New podcast with new music from Brick Top Blaggers, The Mahones, Finnegan’s Hell, Muirsheen Durkin, The Stanfields, The Peelers, Sharks Come Cruisin, Gary Miller, James McGrath and The Langer’s Ball
Brick Top Blaggers – The Fury (Raise Your Pints Vol. 3)
The Mahones – I’m Alive (Love + Death + Redemption)
Finnegan’s Hell – Shane Macgowan’s Grave (Life + Death)
Muirsheen Durkin – Itchy Fingers (11 Pints & 3 Shots)
The Stanfields – The Dirtiest Drunk (Vanguard of the Young & Reckless)
The Mahones – It’s Gonna Be Alright (Love + Death + Redemption)
The Peelers – Five Roses (Place of the Fiend)
Sharks Come Cruisin – Running Down to Cuba (When I Get Home From Across the Sea)
James McGrath – Bad Bends (EP)
Gary Miller – In The Navy (Mad Martins)
The Langer’s Ball – Picket Line Song (Hard Time in the Country)
Finnegan’s Hell – One-Horse Town (Life + Death)
Muirsheen Durkin – Drink with the Irish (11 Pints & 3 Shots)
Providence Rhode Island’s favorite salty dogs are back with another collection of sea shanties and maritime malarky. The 11 tracks on WHEN I GET HOME FROM ACROSS THE SEA are very much rooted in the original sea faring tradition as opposed to say the punk tradition. I can imagine that this is how these songs would have sounded back in the glory days of sail – rough and tumble but in almost perfect unison.
The physical product itself is a double 10″ handmade lathe cut clear record – pretty cool.
Poor Tim Finnegan, after a life of drinking the sup, brawling and chasing the shady lady he fell from that bloody ladder, struck his head and died. After the infamous wake when he was finally bloody well dead his mortal remains were tossed into Shane MacGowan’s grave and his spirit went straight to hell. But for Tim like Bon Scott hell ain’t such a bad place to be and isn’t that grand lads.

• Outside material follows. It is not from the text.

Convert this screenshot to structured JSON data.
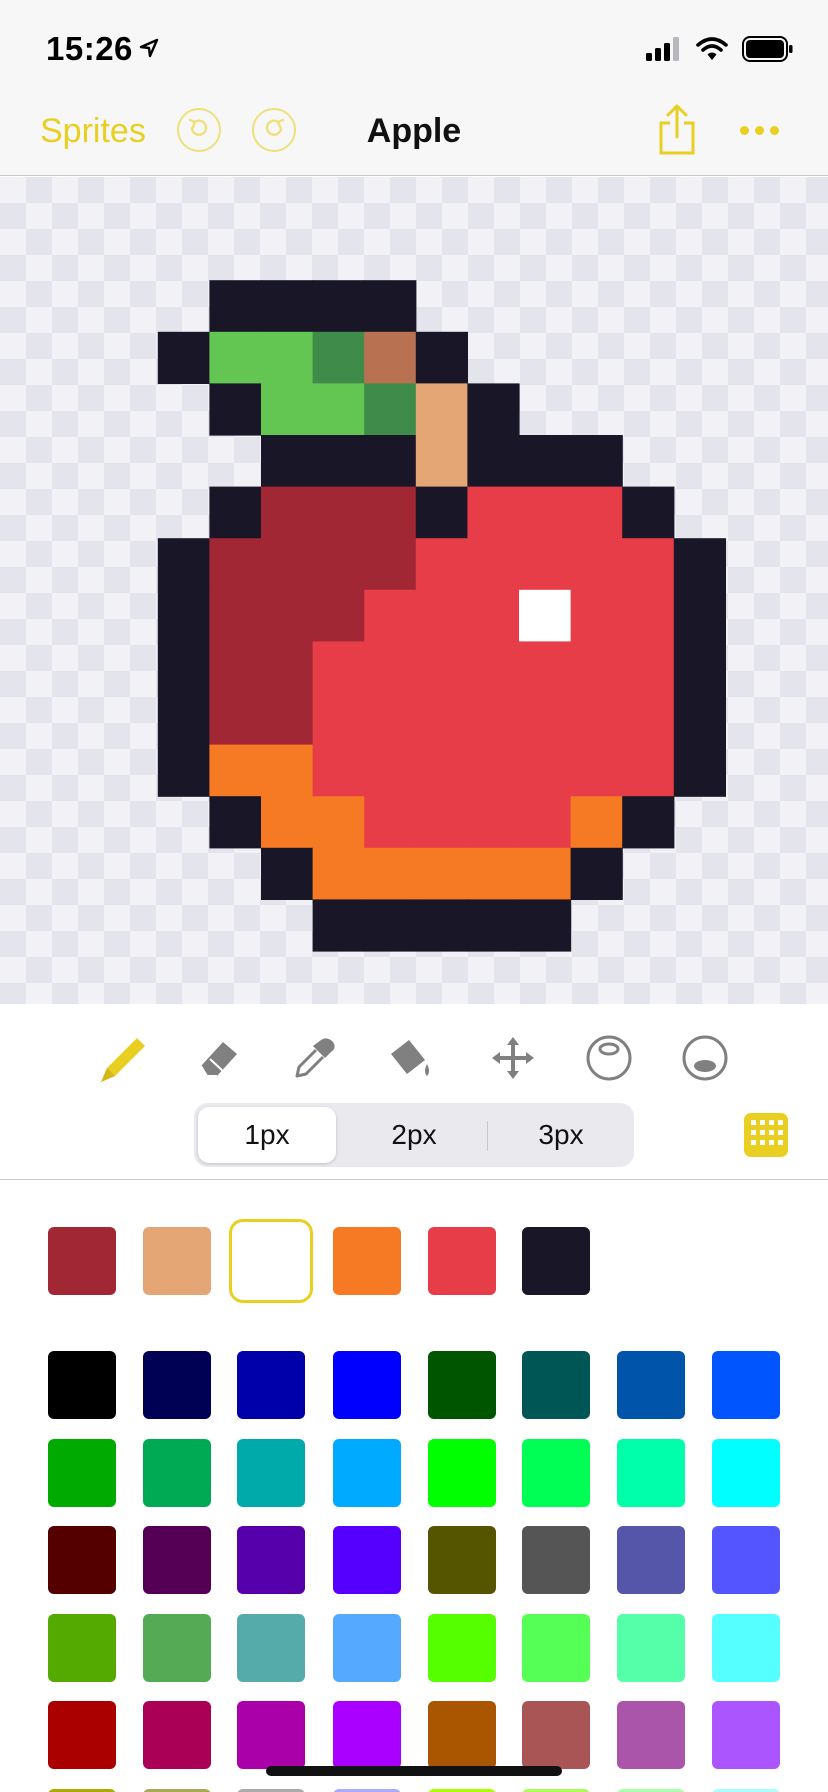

Muirsheen Durkin and Friends might be the biggest band in the whole Celtic-punk universe! The Arnsberg, Germany based outfit list an incredible 10 members including two frigging pipers!!! I’ve really enjoyed listening to Muirsheen’s latest full length offering, 11 Pints & 3 Shots, straight ahead, high energy, rowdy Celtic-punk’n’roll with a nice mix of original and traditional – Wild Mountain Thyme and Donald Where’s Your Troosers? from the Scottish traditional, Old Maui, the sea song some of you will know through the Dreadnoughts and the bagpipers favorite, Itchy Fingers. Nice to see a band list the Skels as a influence as well as the more obvious Pogues and The Rumjacks (Botany Bay Reggae is a major nod towards our Aussie friends). Check this out (or oot as they say in Glasga).